WHAT THE TASK REQUIRES ::
Copy nothing before the line containing "What's the underlying". Reproduce that line and all that follow, exactly, through the end of the records.

Data records for software interfaces:
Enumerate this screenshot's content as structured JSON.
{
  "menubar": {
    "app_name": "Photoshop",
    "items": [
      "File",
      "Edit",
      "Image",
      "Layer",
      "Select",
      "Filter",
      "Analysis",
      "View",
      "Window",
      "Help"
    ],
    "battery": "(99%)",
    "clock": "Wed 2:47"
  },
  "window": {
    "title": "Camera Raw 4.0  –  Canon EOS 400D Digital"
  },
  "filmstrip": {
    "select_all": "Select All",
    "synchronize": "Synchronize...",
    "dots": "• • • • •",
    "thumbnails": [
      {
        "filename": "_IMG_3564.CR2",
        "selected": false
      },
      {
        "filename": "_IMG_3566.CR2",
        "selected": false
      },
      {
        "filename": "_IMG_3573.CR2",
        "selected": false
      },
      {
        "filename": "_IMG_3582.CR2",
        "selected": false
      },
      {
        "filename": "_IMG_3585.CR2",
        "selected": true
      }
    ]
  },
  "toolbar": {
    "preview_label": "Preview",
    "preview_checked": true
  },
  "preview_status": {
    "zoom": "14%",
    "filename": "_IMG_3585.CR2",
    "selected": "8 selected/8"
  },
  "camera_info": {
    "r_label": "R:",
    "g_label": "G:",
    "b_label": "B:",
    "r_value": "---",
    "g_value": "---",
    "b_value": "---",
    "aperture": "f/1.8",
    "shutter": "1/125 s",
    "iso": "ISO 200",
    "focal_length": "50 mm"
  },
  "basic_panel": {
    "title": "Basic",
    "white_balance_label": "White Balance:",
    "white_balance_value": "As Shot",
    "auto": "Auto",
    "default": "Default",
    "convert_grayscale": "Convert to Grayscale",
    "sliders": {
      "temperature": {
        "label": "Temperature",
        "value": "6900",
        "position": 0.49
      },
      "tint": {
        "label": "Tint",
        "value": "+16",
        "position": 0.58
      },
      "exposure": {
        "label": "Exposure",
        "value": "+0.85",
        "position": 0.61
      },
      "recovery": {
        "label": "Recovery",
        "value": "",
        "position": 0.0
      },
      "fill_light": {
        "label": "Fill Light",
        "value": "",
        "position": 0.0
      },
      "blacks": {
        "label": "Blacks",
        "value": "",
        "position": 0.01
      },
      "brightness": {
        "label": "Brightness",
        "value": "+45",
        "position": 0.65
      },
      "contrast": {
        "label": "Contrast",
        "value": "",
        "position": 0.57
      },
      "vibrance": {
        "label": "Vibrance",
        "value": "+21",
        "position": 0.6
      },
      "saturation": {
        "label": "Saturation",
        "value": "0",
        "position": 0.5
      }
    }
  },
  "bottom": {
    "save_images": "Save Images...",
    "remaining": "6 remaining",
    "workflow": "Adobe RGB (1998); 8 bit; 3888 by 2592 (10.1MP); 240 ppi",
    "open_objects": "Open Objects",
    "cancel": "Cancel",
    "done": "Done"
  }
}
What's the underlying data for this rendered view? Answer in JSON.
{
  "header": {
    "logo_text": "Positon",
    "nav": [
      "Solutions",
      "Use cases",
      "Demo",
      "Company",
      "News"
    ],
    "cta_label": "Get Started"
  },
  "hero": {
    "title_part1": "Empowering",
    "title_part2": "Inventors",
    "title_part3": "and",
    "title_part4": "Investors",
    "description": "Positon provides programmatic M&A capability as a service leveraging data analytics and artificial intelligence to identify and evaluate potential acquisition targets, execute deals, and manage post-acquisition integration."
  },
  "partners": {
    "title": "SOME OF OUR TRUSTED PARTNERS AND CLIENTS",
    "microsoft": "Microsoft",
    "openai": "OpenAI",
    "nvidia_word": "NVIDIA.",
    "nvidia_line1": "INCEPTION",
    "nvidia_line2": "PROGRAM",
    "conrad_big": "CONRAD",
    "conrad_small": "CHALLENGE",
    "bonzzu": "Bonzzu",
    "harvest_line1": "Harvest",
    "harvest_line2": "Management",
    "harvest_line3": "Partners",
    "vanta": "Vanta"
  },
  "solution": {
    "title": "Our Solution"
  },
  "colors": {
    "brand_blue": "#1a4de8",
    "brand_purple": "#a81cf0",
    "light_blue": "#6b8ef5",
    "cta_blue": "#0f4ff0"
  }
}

RESPONSE TO THIS TASK ::
What's the underlying data for this rendered view? Answer in JSON.
{
  "header": {
    "logo_text": "Positon",
    "nav": [
      "Solutions",
      "Use cases",
      "Demo",
      "Company",
      "News"
    ],
    "cta_label": "Get Started"
  },
  "hero": {
    "title_part1": "Empowering",
    "title_part2": "Inventors",
    "title_part3": "and",
    "title_part4": "Investors",
    "description": "Positon provides programmatic M&A capability as a service leveraging data analytics and artificial intelligence to identify and evaluate potential acquisition targets, execute deals, and manage post-acquisition integration."
  },
  "partners": {
    "title": "SOME OF OUR TRUSTED PARTNERS AND CLIENTS",
    "microsoft": "Microsoft",
    "openai": "OpenAI",
    "nvidia_word": "NVIDIA.",
    "nvidia_line1": "INCEPTION",
    "nvidia_line2": "PROGRAM",
    "conrad_big": "CONRAD",
    "conrad_small": "CHALLENGE",
    "bonzzu": "Bonzzu",
    "harvest_line1": "Harvest",
    "harvest_line2": "Management",
    "harvest_line3": "Partners",
    "vanta": "Vanta"
  },
  "solution": {
    "title": "Our Solution"
  },
  "colors": {
    "brand_blue": "#1a4de8",
    "brand_purple": "#a81cf0",
    "light_blue": "#6b8ef5",
    "cta_blue": "#0f4ff0"
  }
}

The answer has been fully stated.